[ACTIVITY]
Write out every line from the listing below where the string "title" is found.

________________________________________

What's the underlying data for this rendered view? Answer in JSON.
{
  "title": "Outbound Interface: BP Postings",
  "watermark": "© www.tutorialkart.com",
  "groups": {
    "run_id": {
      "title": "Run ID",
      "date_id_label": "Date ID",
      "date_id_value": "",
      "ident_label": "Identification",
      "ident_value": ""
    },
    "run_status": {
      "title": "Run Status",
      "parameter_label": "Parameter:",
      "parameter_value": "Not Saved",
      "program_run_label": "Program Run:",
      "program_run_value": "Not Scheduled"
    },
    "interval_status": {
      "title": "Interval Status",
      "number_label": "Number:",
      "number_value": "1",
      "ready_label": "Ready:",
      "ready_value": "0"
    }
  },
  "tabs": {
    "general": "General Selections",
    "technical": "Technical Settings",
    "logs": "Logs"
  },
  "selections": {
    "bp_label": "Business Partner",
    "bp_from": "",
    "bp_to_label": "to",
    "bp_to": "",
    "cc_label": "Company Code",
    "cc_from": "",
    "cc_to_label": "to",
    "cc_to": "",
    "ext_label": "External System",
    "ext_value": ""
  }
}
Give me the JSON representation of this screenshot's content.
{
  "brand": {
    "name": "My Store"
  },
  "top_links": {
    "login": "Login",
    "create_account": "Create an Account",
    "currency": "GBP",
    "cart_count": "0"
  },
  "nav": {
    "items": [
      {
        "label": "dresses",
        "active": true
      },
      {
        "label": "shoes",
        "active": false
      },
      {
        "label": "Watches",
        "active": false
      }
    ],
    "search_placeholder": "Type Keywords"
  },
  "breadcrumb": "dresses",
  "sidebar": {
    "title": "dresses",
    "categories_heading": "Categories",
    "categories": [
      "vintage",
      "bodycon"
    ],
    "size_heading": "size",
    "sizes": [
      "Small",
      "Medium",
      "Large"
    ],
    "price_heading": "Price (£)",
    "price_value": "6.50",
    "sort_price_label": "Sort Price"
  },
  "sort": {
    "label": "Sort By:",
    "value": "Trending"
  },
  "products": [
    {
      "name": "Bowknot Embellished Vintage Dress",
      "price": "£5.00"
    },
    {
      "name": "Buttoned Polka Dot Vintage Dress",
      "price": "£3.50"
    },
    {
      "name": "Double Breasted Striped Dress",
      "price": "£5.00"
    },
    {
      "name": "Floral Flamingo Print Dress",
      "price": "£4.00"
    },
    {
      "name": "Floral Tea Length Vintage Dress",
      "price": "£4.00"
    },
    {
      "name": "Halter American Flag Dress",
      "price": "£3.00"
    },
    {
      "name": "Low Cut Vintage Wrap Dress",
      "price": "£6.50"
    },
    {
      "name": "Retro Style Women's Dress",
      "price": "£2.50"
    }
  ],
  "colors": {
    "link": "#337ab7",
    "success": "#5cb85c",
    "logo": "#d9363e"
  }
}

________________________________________

[WORKED SOLUTION]
  "title": "Outbound Interface: BP Postings",
      "title": "Run ID",
      "title": "Run Status",
      "title": "Interval Status",
    "title": "dresses",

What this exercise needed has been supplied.